Researchers from Trend Micro say they have identified the piece of malware that appears to have been used in the recent cyberattack targeting the corporate network of Sony Pictures.
The group of hackers that targeted Sony, called GOP (Guardians of Peace), claims to have obtained terabytes of data from the company's networks, including unreleased movies, business documents and employee information.
The FBI has launched an investigation into the attack, and the agency has sent out an alert to warn organizations of a destructive piece of malware that had been utilized in an attack against a target in the U.S. The FBI memo doesn't mention Sony as the victim, but experts say the federal law enforcement agency's five-page "flash warning" describes the attack on the entertainment company.
Trend Micro detects the threat as BKDR_WIPALL. Researchers have determined that the attack starts with BKDR_WIPALL.A, which is the main installer and is disguised as an executable file named "diskpartmg16.exe."
The threat uses an encrypted set of usernames and passwords to log into the targeted organization's shared network.
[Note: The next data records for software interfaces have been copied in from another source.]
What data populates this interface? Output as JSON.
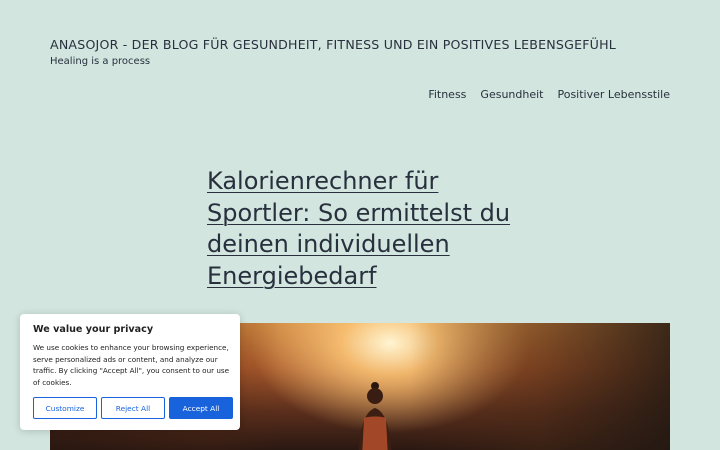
{
  "site": {
    "title": "ANASOJOR - DER BLOG FÜR GESUNDHEIT, FITNESS UND EIN POSITIVES LEBENSGEFÜHL",
    "tagline": "Healing is a process"
  },
  "nav": {
    "items": [
      "Fitness",
      "Gesundheit",
      "Positiver Lebensstile"
    ]
  },
  "post": {
    "title": "Kalorienrechner für Sportler: So ermittelst du deinen individuellen Energiebedarf"
  },
  "cookie_banner": {
    "heading": "We value your privacy",
    "text": "We use cookies to enhance your browsing experience, serve personalized ads or content, and analyze our traffic. By clicking \"Accept All\", you consent to our use of cookies.",
    "customize_label": "Customize",
    "reject_label": "Reject All",
    "accept_label": "Accept All",
    "accent_color": "#1863dc"
  },
  "colors": {
    "background": "#d2e5df",
    "text": "#28303d"
  }
}
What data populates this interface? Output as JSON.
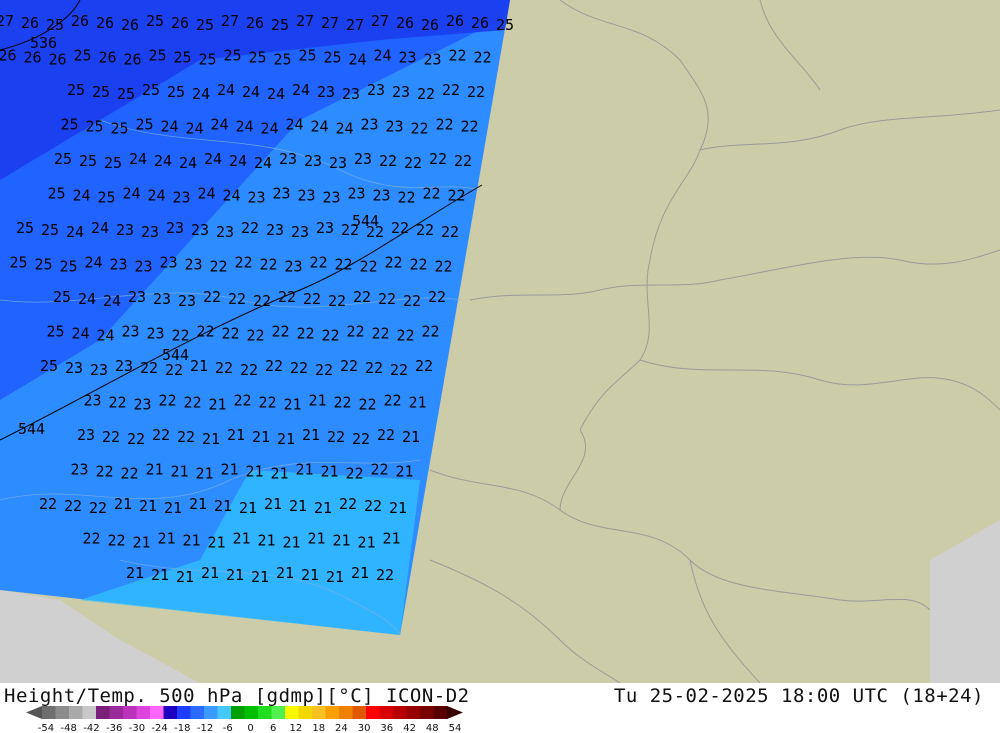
{
  "map": {
    "land_color": "#cccca8",
    "sea_color": "#d0d0d0",
    "isolines": [
      {
        "label": "536",
        "value": 536
      },
      {
        "label": "544",
        "value": 544
      }
    ],
    "temperature_labels": [
      {
        "row": 0,
        "values": [
          27,
          26,
          25,
          26,
          26,
          26,
          25,
          26,
          25,
          27,
          26,
          25,
          27,
          27,
          27,
          27,
          26,
          26,
          26,
          26,
          25
        ]
      },
      {
        "row": 1,
        "values": [
          26,
          26,
          26,
          25,
          26,
          26,
          25,
          25,
          25,
          25,
          25,
          25,
          25,
          25,
          24,
          24,
          23,
          23,
          22,
          22
        ]
      },
      {
        "row": 2,
        "values": [
          25,
          25,
          25,
          25,
          25,
          24,
          24,
          24,
          24,
          24,
          23,
          23,
          23,
          23,
          22,
          22,
          22
        ]
      },
      {
        "row": 3,
        "values": [
          25,
          25,
          25,
          25,
          24,
          24,
          24,
          24,
          24,
          24,
          24,
          24,
          23,
          23,
          22,
          22,
          22
        ]
      },
      {
        "row": 4,
        "values": [
          25,
          25,
          25,
          24,
          24,
          24,
          24,
          24,
          24,
          23,
          23,
          23,
          23,
          22,
          22,
          22,
          22
        ]
      },
      {
        "row": 5,
        "values": [
          25,
          24,
          25,
          24,
          24,
          23,
          24,
          24,
          23,
          23,
          23,
          23,
          23,
          23,
          22,
          22,
          22
        ]
      },
      {
        "row": 6,
        "values": [
          25,
          25,
          24,
          24,
          23,
          23,
          23,
          23,
          23,
          22,
          23,
          23,
          23,
          22,
          22,
          22,
          22,
          22
        ]
      },
      {
        "row": 7,
        "values": [
          25,
          25,
          25,
          24,
          23,
          23,
          23,
          23,
          22,
          22,
          22,
          23,
          22,
          22,
          22,
          22,
          22,
          22
        ]
      },
      {
        "row": 8,
        "values": [
          25,
          24,
          24,
          23,
          23,
          23,
          22,
          22,
          22,
          22,
          22,
          22,
          22,
          22,
          22,
          22
        ]
      },
      {
        "row": 9,
        "values": [
          25,
          24,
          24,
          23,
          23,
          22,
          22,
          22,
          22,
          22,
          22,
          22,
          22,
          22,
          22,
          22
        ]
      },
      {
        "row": 10,
        "values": [
          25,
          23,
          23,
          23,
          22,
          22,
          21,
          22,
          22,
          22,
          22,
          22,
          22,
          22,
          22,
          22
        ]
      },
      {
        "row": 11,
        "values": [
          23,
          22,
          23,
          22,
          22,
          21,
          22,
          22,
          21,
          21,
          22,
          22,
          22,
          21
        ]
      },
      {
        "row": 12,
        "values": [
          23,
          22,
          22,
          22,
          22,
          21,
          21,
          21,
          21,
          21,
          22,
          22,
          22,
          21
        ]
      },
      {
        "row": 13,
        "values": [
          23,
          22,
          22,
          21,
          21,
          21,
          21,
          21,
          21,
          21,
          21,
          22,
          22,
          21
        ]
      },
      {
        "row": 14,
        "values": [
          22,
          22,
          22,
          21,
          21,
          21,
          21,
          21,
          21,
          21,
          21,
          21,
          22,
          22,
          21
        ]
      },
      {
        "row": 15,
        "values": [
          22,
          22,
          21,
          21,
          21,
          21,
          21,
          21,
          21,
          21,
          21,
          21,
          21
        ]
      },
      {
        "row": 16,
        "values": [
          21,
          21,
          21,
          21,
          21,
          21,
          21,
          21,
          21,
          21,
          22
        ]
      }
    ]
  },
  "footer": {
    "title_left": "Height/Temp. 500 hPa [gdmp][°C] ICON-D2",
    "title_right": "Tu 25-02-2025 18:00 UTC (18+24)",
    "legend": {
      "ticks": [
        "-54",
        "-48",
        "-42",
        "-36",
        "-30",
        "-24",
        "-18",
        "-12",
        "-6",
        "0",
        "6",
        "12",
        "18",
        "24",
        "30",
        "36",
        "42",
        "48",
        "54"
      ],
      "colors": [
        "#6e6e6e",
        "#8c8c8c",
        "#aaaaaa",
        "#c8c8c8",
        "#7a1f7a",
        "#9a2a9a",
        "#bb33bb",
        "#dd44dd",
        "#ff66ff",
        "#2000c0",
        "#1c3cff",
        "#2a6aff",
        "#3a9aff",
        "#44c8ff",
        "#00a000",
        "#00be00",
        "#20dd20",
        "#50f050",
        "#f8f800",
        "#f0d800",
        "#f8c020",
        "#f8a000",
        "#f08000",
        "#e05800",
        "#ff0000",
        "#d80000",
        "#b80000",
        "#980000",
        "#780000",
        "#580000"
      ]
    }
  }
}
The goal is to grant full access to everyone that accesses the system root, researchers explained in a blog post.
BKDR_WIPALL.A drops BKDR_WIPALL.B (disguised as a file named "igfxtrayex.exe"), which is the piece of malware responsible for causing damage. Once it's dropped, BKDR_WIPALL.B sleeps for 10 minutes, after which it starts deleting files and stops the Microsoft Exchange Information Store service. The threat then sleeps for two hours and forces a system reboot.
According to researchers, BKDR_WIPALL.B also executes copies of itself with various parameters to carry out tasks such as deleting files stored on fixed and remote drives, and dropping additional components, including "usbdrv32.sys," which gives attackers read/write access to installed files.
Trend Micro made the connection between BKDR_WIPALL and the Sony Pictures attack after discovering a different variant, detected as BKDR_WIPALL.D, that is designed to drop BKDR_WIPALL.C. In turn, BKDR_WIPALL.C drops an image file called "walls.bmp," which is the exact "Hacked by GOP" picture that was seen by Sony employees just before the company's corporate network was shut down due to the attack.
Reports surfaced last week about a possible involvement of North Korea in the operation against Sony. The attack was believed to be in response to "The Interview," a comedy about an attempt to assassinate North Korean leader Kim Jong-Un. North Korean officials denied that the country had anything to do with the hack and Sony representatives said the reports were "not accurate."
On Wednesday, Sony said the "brazen" cyberattack netted a "large amount" of confidential information, including movies as well as personnel and business files.
The investigation into the attack is ongoing, and while Sony has not provided many details so far, the company has hired FireEye-owned Mandiant to help with the forensics aspect of the investigation.